• **How to complete this task**
Each line of the records that follow must come back exactly, with pictures skipped.

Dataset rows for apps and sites
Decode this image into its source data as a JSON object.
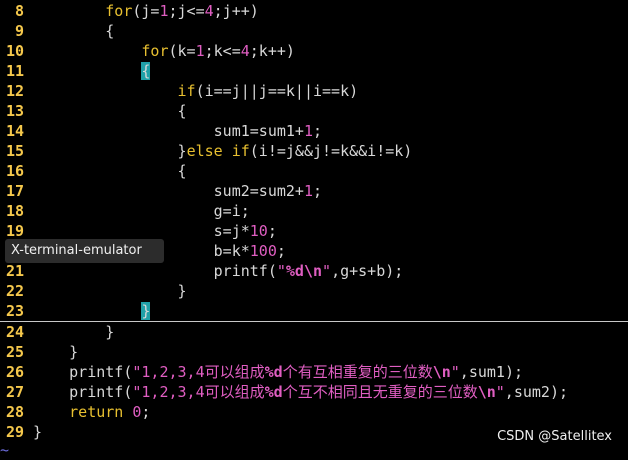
{
  "lines": [
    {
      "n": "8",
      "t": [
        [
          "        ",
          ""
        ],
        [
          "for",
          "kw"
        ],
        [
          "(j=",
          ""
        ],
        [
          "1",
          "num"
        ],
        [
          ";j<=",
          ""
        ],
        [
          "4",
          "num"
        ],
        [
          ";j++)",
          ""
        ]
      ]
    },
    {
      "n": "9",
      "t": [
        [
          "        {",
          ""
        ]
      ]
    },
    {
      "n": "10",
      "t": [
        [
          "            ",
          ""
        ],
        [
          "for",
          "kw"
        ],
        [
          "(k=",
          ""
        ],
        [
          "1",
          "num"
        ],
        [
          ";k<=",
          ""
        ],
        [
          "4",
          "num"
        ],
        [
          ";k++)",
          ""
        ]
      ]
    },
    {
      "n": "11",
      "t": [
        [
          "            ",
          ""
        ],
        [
          "{",
          "brace-hl"
        ]
      ]
    },
    {
      "n": "12",
      "t": [
        [
          "                ",
          ""
        ],
        [
          "if",
          "kw"
        ],
        [
          "(i==j||j==k||i==k)",
          ""
        ]
      ]
    },
    {
      "n": "13",
      "t": [
        [
          "                {",
          ""
        ]
      ]
    },
    {
      "n": "14",
      "t": [
        [
          "                    sum1=sum1+",
          ""
        ],
        [
          "1",
          "num"
        ],
        [
          ";",
          ""
        ]
      ]
    },
    {
      "n": "15",
      "t": [
        [
          "                }",
          ""
        ],
        [
          "else",
          "kw"
        ],
        [
          " ",
          ""
        ],
        [
          "if",
          "kw"
        ],
        [
          "(i!=j&&j!=k&&i!=k)",
          ""
        ]
      ]
    },
    {
      "n": "16",
      "t": [
        [
          "                {",
          ""
        ]
      ]
    },
    {
      "n": "17",
      "t": [
        [
          "                    sum2=sum2+",
          ""
        ],
        [
          "1",
          "num"
        ],
        [
          ";",
          ""
        ]
      ]
    },
    {
      "n": "18",
      "t": [
        [
          "                    g=i;",
          ""
        ]
      ]
    },
    {
      "n": "19",
      "t": [
        [
          "                    s=j*",
          ""
        ],
        [
          "10",
          "num"
        ],
        [
          ";",
          ""
        ]
      ]
    },
    {
      "n": "20",
      "t": [
        [
          "                    b=k*",
          ""
        ],
        [
          "100",
          "num"
        ],
        [
          ";",
          ""
        ]
      ]
    },
    {
      "n": "21",
      "t": [
        [
          "                    printf(",
          ""
        ],
        [
          "\"",
          "str"
        ],
        [
          "%d",
          "esc"
        ],
        [
          "\\n",
          "esc"
        ],
        [
          "\"",
          "str"
        ],
        [
          ",g+s+b);",
          ""
        ]
      ]
    },
    {
      "n": "22",
      "t": [
        [
          "                }",
          ""
        ]
      ]
    },
    {
      "n": "23",
      "t": [
        [
          "            ",
          ""
        ],
        [
          "}",
          "brace-hl"
        ]
      ],
      "cursorline": true
    },
    {
      "n": "24",
      "t": [
        [
          "        }",
          ""
        ]
      ]
    },
    {
      "n": "25",
      "t": [
        [
          "    }",
          ""
        ]
      ]
    },
    {
      "n": "26",
      "t": [
        [
          "    printf(",
          ""
        ],
        [
          "\"1,2,3,4可以组成",
          "str"
        ],
        [
          "%d",
          "esc"
        ],
        [
          "个有互相重复的三位数",
          "str"
        ],
        [
          "\\n",
          "esc"
        ],
        [
          "\"",
          "str"
        ],
        [
          ",sum1);",
          ""
        ]
      ]
    },
    {
      "n": "27",
      "t": [
        [
          "    printf(",
          ""
        ],
        [
          "\"1,2,3,4可以组成",
          "str"
        ],
        [
          "%d",
          "esc"
        ],
        [
          "个互不相同且无重复的三位数",
          "str"
        ],
        [
          "\\n",
          "esc"
        ],
        [
          "\"",
          "str"
        ],
        [
          ",sum2);",
          ""
        ]
      ]
    },
    {
      "n": "28",
      "t": [
        [
          "    ",
          ""
        ],
        [
          "return",
          "kw"
        ],
        [
          " ",
          ""
        ],
        [
          "0",
          "num"
        ],
        [
          ";",
          ""
        ]
      ]
    },
    {
      "n": "29",
      "t": [
        [
          "}",
          ""
        ]
      ]
    }
  ],
  "tooltip": "X-terminal-emulator",
  "watermark": "CSDN @Satellitex",
  "end_marker": "~",
  "colors": {
    "background": "#000000",
    "keyword": "#e8c030",
    "string": "#e05ec2",
    "brace_match": "#20a0a8",
    "line_number": "#f5c84c"
  }
}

• **Written solution**
Decode this image into its source data as a JSON object.
{
  "lines": [
    {
      "n": "8",
      "t": [
        [
          "        ",
          ""
        ],
        [
          "for",
          "kw"
        ],
        [
          "(j=",
          ""
        ],
        [
          "1",
          "num"
        ],
        [
          ";j<=",
          ""
        ],
        [
          "4",
          "num"
        ],
        [
          ";j++)",
          ""
        ]
      ]
    },
    {
      "n": "9",
      "t": [
        [
          "        {",
          ""
        ]
      ]
    },
    {
      "n": "10",
      "t": [
        [
          "            ",
          ""
        ],
        [
          "for",
          "kw"
        ],
        [
          "(k=",
          ""
        ],
        [
          "1",
          "num"
        ],
        [
          ";k<=",
          ""
        ],
        [
          "4",
          "num"
        ],
        [
          ";k++)",
          ""
        ]
      ]
    },
    {
      "n": "11",
      "t": [
        [
          "            ",
          ""
        ],
        [
          "{",
          "brace-hl"
        ]
      ]
    },
    {
      "n": "12",
      "t": [
        [
          "                ",
          ""
        ],
        [
          "if",
          "kw"
        ],
        [
          "(i==j||j==k||i==k)",
          ""
        ]
      ]
    },
    {
      "n": "13",
      "t": [
        [
          "                {",
          ""
        ]
      ]
    },
    {
      "n": "14",
      "t": [
        [
          "                    sum1=sum1+",
          ""
        ],
        [
          "1",
          "num"
        ],
        [
          ";",
          ""
        ]
      ]
    },
    {
      "n": "15",
      "t": [
        [
          "                }",
          ""
        ],
        [
          "else",
          "kw"
        ],
        [
          " ",
          ""
        ],
        [
          "if",
          "kw"
        ],
        [
          "(i!=j&&j!=k&&i!=k)",
          ""
        ]
      ]
    },
    {
      "n": "16",
      "t": [
        [
          "                {",
          ""
        ]
      ]
    },
    {
      "n": "17",
      "t": [
        [
          "                    sum2=sum2+",
          ""
        ],
        [
          "1",
          "num"
        ],
        [
          ";",
          ""
        ]
      ]
    },
    {
      "n": "18",
      "t": [
        [
          "                    g=i;",
          ""
        ]
      ]
    },
    {
      "n": "19",
      "t": [
        [
          "                    s=j*",
          ""
        ],
        [
          "10",
          "num"
        ],
        [
          ";",
          ""
        ]
      ]
    },
    {
      "n": "20",
      "t": [
        [
          "                    b=k*",
          ""
        ],
        [
          "100",
          "num"
        ],
        [
          ";",
          ""
        ]
      ]
    },
    {
      "n": "21",
      "t": [
        [
          "                    printf(",
          ""
        ],
        [
          "\"",
          "str"
        ],
        [
          "%d",
          "esc"
        ],
        [
          "\\n",
          "esc"
        ],
        [
          "\"",
          "str"
        ],
        [
          ",g+s+b);",
          ""
        ]
      ]
    },
    {
      "n": "22",
      "t": [
        [
          "                }",
          ""
        ]
      ]
    },
    {
      "n": "23",
      "t": [
        [
          "            ",
          ""
        ],
        [
          "}",
          "brace-hl"
        ]
      ],
      "cursorline": true
    },
    {
      "n": "24",
      "t": [
        [
          "        }",
          ""
        ]
      ]
    },
    {
      "n": "25",
      "t": [
        [
          "    }",
          ""
        ]
      ]
    },
    {
      "n": "26",
      "t": [
        [
          "    printf(",
          ""
        ],
        [
          "\"1,2,3,4可以组成",
          "str"
        ],
        [
          "%d",
          "esc"
        ],
        [
          "个有互相重复的三位数",
          "str"
        ],
        [
          "\\n",
          "esc"
        ],
        [
          "\"",
          "str"
        ],
        [
          ",sum1);",
          ""
        ]
      ]
    },
    {
      "n": "27",
      "t": [
        [
          "    printf(",
          ""
        ],
        [
          "\"1,2,3,4可以组成",
          "str"
        ],
        [
          "%d",
          "esc"
        ],
        [
          "个互不相同且无重复的三位数",
          "str"
        ],
        [
          "\\n",
          "esc"
        ],
        [
          "\"",
          "str"
        ],
        [
          ",sum2);",
          ""
        ]
      ]
    },
    {
      "n": "28",
      "t": [
        [
          "    ",
          ""
        ],
        [
          "return",
          "kw"
        ],
        [
          " ",
          ""
        ],
        [
          "0",
          "num"
        ],
        [
          ";",
          ""
        ]
      ]
    },
    {
      "n": "29",
      "t": [
        [
          "}",
          ""
        ]
      ]
    }
  ],
  "tooltip": "X-terminal-emulator",
  "watermark": "CSDN @Satellitex",
  "end_marker": "~",
  "colors": {
    "background": "#000000",
    "keyword": "#e8c030",
    "string": "#e05ec2",
    "brace_match": "#20a0a8",
    "line_number": "#f5c84c"
  }
}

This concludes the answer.